We will discuss the concept of bravery in Plato and Aristotle and, above all, its relation to the virtue of bravery , as well as the analysis of the latter in the work of his philosophers and psychologists 35 th ai.
Aristotle, Ethical Victories, volume A, translated by D. Lypourlis, published by Zitros, 2005. Book C 6- 9.
Platon, Lachis, translated by D. Tzortzopoulos, published by Zitros, 2008 .
May, Rollo. The courage to be creative, W.W. Norton, 1978.
Pavlos Kontos (Professor): Hope when everything is closed
Hope acrobatics between blind / unjustified optimism and pessimism, resignation, despair. The question, however, is whether or not we want to include elements of rationality in hope, that is, whether such elements do not deprive hope of its true meaning, which is that it leads us beyond what is expected or the product of a mere correct calculation. or a prudent prediction.
Western thought therefore seems to suggest two completely different models: (a) what Thucydides and Aristotle provide us (the former, among others, in the description of its plague Athens, the second, among others, in Rhetoric): here, hope presupposes rationality without, however, ending in sterile calculation and the question is who is good or not, (b) what the Apostle Paul suggests and we find again, in various versions, in Thomas Aquinas or Kierkegaard: here, hope becomes the opening to something beyond reason, to a reality that resists rational interpretation and is opposed to experience and the question is who has the faith that requires such an attitude. Of great interest, of course, are attempts to merge the two models (such is Bloch's project), the last of which is that of Jonathan Lear (Radical Hope, 2006).
News: from Thucydides and Aristotle to the Apostle Paul and Lear, the debate over hope takes on all its drama when it comes to a crisis scene , impasse, question. And this is exactly what makes the issue burning in the current situation.
Σ. Zoumboulakis (ed.), For Hope, Bread of Life, Athens: 2020.

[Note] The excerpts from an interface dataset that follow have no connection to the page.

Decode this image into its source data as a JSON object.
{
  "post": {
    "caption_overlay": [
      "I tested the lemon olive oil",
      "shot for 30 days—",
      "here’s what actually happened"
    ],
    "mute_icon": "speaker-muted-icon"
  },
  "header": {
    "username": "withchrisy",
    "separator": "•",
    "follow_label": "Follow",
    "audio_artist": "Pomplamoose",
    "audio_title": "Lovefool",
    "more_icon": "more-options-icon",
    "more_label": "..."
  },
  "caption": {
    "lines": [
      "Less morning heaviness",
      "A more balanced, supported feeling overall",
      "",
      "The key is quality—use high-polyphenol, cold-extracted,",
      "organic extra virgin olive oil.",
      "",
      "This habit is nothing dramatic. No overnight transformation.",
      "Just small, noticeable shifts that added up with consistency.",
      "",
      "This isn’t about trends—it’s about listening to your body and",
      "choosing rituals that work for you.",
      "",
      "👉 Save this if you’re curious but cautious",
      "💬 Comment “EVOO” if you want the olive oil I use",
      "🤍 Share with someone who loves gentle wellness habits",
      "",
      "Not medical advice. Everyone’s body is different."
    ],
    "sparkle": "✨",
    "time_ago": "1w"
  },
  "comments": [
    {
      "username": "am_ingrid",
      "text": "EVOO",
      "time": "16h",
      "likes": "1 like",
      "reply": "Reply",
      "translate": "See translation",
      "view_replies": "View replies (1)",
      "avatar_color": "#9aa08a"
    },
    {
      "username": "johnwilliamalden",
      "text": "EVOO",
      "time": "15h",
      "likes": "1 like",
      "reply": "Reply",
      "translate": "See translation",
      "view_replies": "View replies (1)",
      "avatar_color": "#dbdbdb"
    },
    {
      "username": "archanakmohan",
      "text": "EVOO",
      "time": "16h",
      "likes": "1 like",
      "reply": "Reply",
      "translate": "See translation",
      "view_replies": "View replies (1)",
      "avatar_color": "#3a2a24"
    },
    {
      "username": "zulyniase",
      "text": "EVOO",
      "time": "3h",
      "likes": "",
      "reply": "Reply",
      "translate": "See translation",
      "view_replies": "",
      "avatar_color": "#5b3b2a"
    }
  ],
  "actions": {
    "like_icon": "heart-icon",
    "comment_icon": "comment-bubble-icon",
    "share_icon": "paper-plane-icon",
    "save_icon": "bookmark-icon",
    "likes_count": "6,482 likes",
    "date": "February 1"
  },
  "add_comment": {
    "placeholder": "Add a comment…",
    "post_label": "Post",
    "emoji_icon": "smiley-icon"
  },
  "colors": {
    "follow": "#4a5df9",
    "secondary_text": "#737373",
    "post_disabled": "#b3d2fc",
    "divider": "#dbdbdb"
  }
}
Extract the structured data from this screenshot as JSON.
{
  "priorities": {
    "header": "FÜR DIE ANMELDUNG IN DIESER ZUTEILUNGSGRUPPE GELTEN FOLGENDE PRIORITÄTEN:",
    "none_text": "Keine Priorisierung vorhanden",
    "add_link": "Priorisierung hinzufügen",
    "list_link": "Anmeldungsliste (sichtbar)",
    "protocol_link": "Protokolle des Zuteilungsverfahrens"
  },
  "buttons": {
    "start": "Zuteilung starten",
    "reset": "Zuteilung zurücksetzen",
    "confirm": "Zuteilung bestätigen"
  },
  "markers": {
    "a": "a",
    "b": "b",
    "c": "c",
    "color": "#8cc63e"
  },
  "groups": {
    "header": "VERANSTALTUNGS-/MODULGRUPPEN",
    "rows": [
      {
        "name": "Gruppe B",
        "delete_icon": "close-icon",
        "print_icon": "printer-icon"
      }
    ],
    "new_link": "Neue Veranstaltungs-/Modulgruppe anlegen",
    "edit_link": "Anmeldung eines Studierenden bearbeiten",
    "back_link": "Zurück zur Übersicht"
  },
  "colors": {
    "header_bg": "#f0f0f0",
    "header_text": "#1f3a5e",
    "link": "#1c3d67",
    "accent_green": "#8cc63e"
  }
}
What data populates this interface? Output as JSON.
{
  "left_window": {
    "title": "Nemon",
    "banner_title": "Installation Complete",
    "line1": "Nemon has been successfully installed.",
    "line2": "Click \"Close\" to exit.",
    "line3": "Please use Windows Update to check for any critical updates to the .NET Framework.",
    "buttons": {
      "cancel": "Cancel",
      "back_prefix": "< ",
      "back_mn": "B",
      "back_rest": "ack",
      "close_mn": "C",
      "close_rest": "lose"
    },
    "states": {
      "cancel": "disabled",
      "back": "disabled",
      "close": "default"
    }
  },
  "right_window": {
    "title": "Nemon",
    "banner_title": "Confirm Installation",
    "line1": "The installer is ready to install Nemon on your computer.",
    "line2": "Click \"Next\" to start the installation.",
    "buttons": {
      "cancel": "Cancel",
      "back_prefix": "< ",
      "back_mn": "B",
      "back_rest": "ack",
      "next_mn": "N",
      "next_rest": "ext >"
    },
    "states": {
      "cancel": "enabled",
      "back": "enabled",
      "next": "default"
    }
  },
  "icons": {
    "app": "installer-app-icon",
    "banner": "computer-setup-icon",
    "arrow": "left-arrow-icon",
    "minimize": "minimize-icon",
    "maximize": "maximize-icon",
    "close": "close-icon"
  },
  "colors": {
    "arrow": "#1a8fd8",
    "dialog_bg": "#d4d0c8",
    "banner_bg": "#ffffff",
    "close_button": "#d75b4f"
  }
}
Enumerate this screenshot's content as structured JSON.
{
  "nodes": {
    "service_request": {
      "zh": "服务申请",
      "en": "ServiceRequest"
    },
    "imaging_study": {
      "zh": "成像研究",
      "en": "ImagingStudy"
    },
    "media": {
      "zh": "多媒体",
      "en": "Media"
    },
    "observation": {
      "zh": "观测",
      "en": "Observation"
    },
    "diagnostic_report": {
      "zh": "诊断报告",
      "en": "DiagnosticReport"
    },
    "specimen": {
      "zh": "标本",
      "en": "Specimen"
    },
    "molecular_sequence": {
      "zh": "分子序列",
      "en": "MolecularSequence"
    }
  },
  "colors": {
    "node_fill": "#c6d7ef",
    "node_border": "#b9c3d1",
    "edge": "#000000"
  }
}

J. Lear, Radical Hope, Harvard UP, Cambridge Mass .: 2013
Kazantzidis, G. & Spatharas, D . (eds.) Hope in ancient literature, history, and art, De Gruyter, Berlin / Boston: 2018.